Summary: In response to customer agency concerns, this performance audit examined WaTech’s service offerings and its processes for gathering and incorporating customer input, making prices transparent, and monitoring service costs. The agencies interviewed for this performance audit comprised 70 percent of WaTech’s monthly revenue, making them high-impact customers; most of these agencies said WaTech’s services do not meet their needs. WaTech has also struggled to recover its costs on half of its business centers. However, WaTech has been making improvements to address agency concerns. and to balance its budget. View the videocast here (YouTube). Read the two-page summary (pdf, 101 kb).
Determining Costs per Student for Washington's Medical Schools (pdf, 3mb)
Summary: At the Legislature’s direction, our performance audit team examined the costs of medical education at the University of Washington’s School of Medicine and the projected costs at Washington State University’s Elson S. Floyd College of Medicine. We looked at the total cost of educating a medical student at both schools – not how much a student pays to attend medical school – and whether state or resident tuition funds subsidize students from other states. The audit does not compare costs between the two medical schools because differences in programs, including the number of students and the length of time in operation, affect the cost of a medical education. View additional materials from the report's appendices here.

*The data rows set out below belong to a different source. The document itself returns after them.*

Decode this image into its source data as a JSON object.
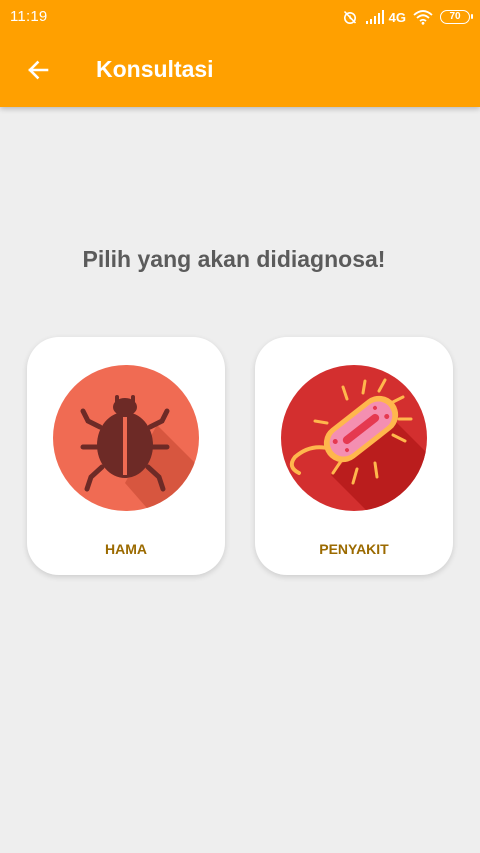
{
  "status_bar": {
    "time": "11:19",
    "network": "4G",
    "battery": "70"
  },
  "app_bar": {
    "title": "Konsultasi",
    "back_icon": "arrow-left-icon"
  },
  "main": {
    "heading": "Pilih yang akan didiagnosa!",
    "options": [
      {
        "label": "HAMA",
        "icon": "bug-icon"
      },
      {
        "label": "PENYAKIT",
        "icon": "bacteria-icon"
      }
    ]
  },
  "colors": {
    "app_bar": "#ffa000",
    "background": "#eeeeee",
    "heading": "#5b5b5b",
    "card_label": "#9b6a00",
    "bug_circle": "#f06b53",
    "bacteria_circle": "#d32f2f"
  }
}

Correctional Industries: Planning, pricing and market share (pdf, 1.1 mb)
Summary: One of the ways the Washington State Department of Corrections attempts to reduce the number of people returning to prison after release is through its Correctional Industries (CI) program, a work-training program that strives to teach inmates marketable job skills. Our performance audit found that while CI seeks to maintain and expand its work training programs, it has had challenges expanding existing industries and planning for new ones; we recommended four leading practices that could help CI strengthen its planning and programming development, such as establishing a formal, agency-wide business planning policy and improving processes for gaining customer feedback. Further, establishing a pricing policy could help CI ensure it prices its products competitively. We also found that most industries are under the market-share threshold set by CI. View the videocast here (YouTube). Read the two-page summary (pdf, 97 kb).

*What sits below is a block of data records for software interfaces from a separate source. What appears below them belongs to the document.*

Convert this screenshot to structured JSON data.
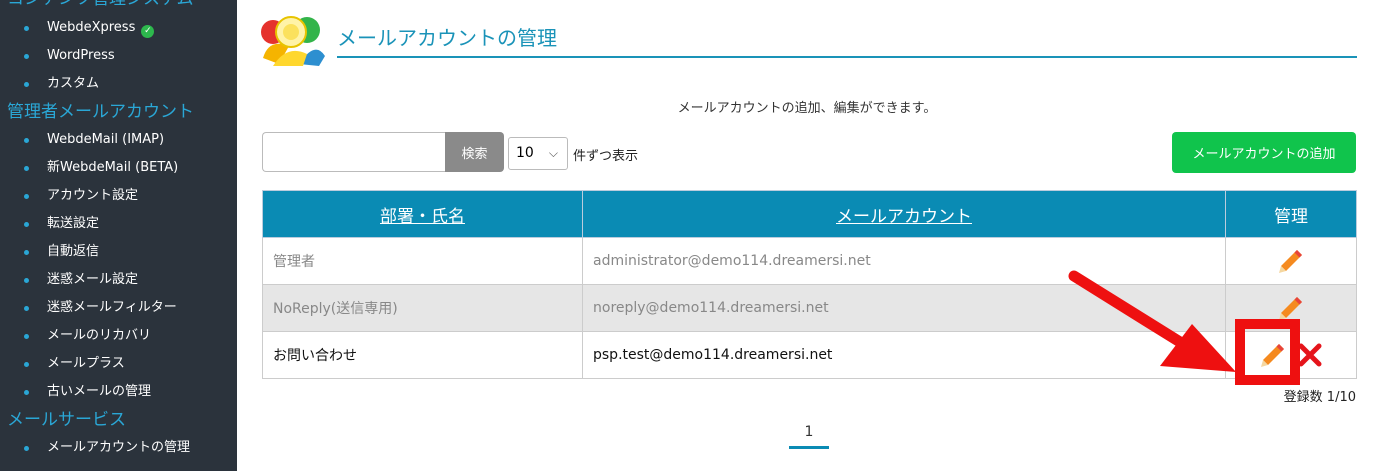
{
  "sidebar": {
    "sections": [
      {
        "title": "コンテンツ管理システム",
        "items": [
          {
            "label": "WebdeXpress",
            "verified": true
          },
          {
            "label": "WordPress"
          },
          {
            "label": "カスタム"
          }
        ]
      },
      {
        "title": "管理者メールアカウント",
        "items": [
          {
            "label": "WebdeMail (IMAP)"
          },
          {
            "label": "新WebdeMail (BETA)"
          },
          {
            "label": "アカウント設定"
          },
          {
            "label": "転送設定"
          },
          {
            "label": "自動返信"
          },
          {
            "label": "迷惑メール設定"
          },
          {
            "label": "迷惑メールフィルター"
          },
          {
            "label": "メールのリカバリ"
          },
          {
            "label": "メールプラス"
          },
          {
            "label": "古いメールの管理"
          }
        ]
      },
      {
        "title": "メールサービス",
        "items": [
          {
            "label": "メールアカウントの管理"
          }
        ]
      }
    ]
  },
  "page": {
    "title": "メールアカウントの管理",
    "subtitle": "メールアカウントの追加、編集ができます。"
  },
  "toolbar": {
    "search_value": "",
    "search_label": "検索",
    "per_page": "10",
    "per_page_suffix": "件ずつ表示",
    "add_label": "メールアカウントの追加"
  },
  "table": {
    "headers": [
      "部署・氏名",
      "メールアカウント",
      "管理"
    ],
    "rows": [
      {
        "name": "管理者",
        "email": "administrator@demo114.dreamersi.net"
      },
      {
        "name": "NoReply(送信専用)",
        "email": "noreply@demo114.dreamersi.net"
      },
      {
        "name": "お問い合わせ",
        "email": "psp.test@demo114.dreamersi.net"
      }
    ]
  },
  "footer": {
    "count": "登録数 1/10",
    "page": "1"
  },
  "colors": {
    "sidebar_bg": "#2b333c",
    "accent": "#0a8bb4",
    "add_button": "#10c44c",
    "annotation": "#ee1010"
  },
  "icons": {
    "edit": "pencil-icon",
    "delete": "close-icon",
    "verified": "check-circle-icon"
  }
}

Regulatory Reform: Assessing Implementation of the Regulatory Fairness Act (pdf, 1.2 mb)
Summary: This performance audit, the fourth in a series exploring aspects of regulatory reform, offered suggestions to help agencies meet the requirements of the Regulatory Fairness Act, a law designed to help mitigate any disproportionate costs of regulation on small businesses. We also identified materials (listed below) that can help agencies meet all the Act's requirements. View the videocast here (YouTube). Read the two-page summary (pdf, 198 kb). View earlier work around regulatory reform.

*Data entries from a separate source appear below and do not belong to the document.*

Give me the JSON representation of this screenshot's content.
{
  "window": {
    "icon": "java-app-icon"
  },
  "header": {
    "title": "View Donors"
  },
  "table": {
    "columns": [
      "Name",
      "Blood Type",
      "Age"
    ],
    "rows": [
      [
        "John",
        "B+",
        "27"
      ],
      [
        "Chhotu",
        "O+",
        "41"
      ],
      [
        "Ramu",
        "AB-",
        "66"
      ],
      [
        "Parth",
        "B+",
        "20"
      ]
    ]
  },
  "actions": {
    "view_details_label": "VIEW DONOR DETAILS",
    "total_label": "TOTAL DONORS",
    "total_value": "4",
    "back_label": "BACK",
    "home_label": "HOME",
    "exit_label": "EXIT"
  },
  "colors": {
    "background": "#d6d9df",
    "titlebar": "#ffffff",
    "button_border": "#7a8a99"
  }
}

Workforce Development: Identifying CTE Student Outcomes (pdf, 740 kb)
Summary: This performance audit asked what Washington's data could tell us about the characteristics of high school students who participated in CTE courses and those who did not, and their achievements after graduation. By following graduates' post-secondary paths, we found that by 2015, CTE students graduating in 2012 or 2013 were more likely to be enrolled in community or technical college, entered into an apprenticeship or employed, than non-CTE students. Further, among graduates who did not enter higher education, CTE students were significantly more likely to achieve in terms of employment and apprenticeships. However, the data we reviewed is subject to restrictions on how and by whom it may be used. Our recommendations suggest ways the Office of Superintendent of Public Instruction and the Education Research and Data Center can work together to help school districts apply for and use the data. View the videocast here (YouTube). Read the two-page summary (pdf, 90 kb). View earlier work around workforce development.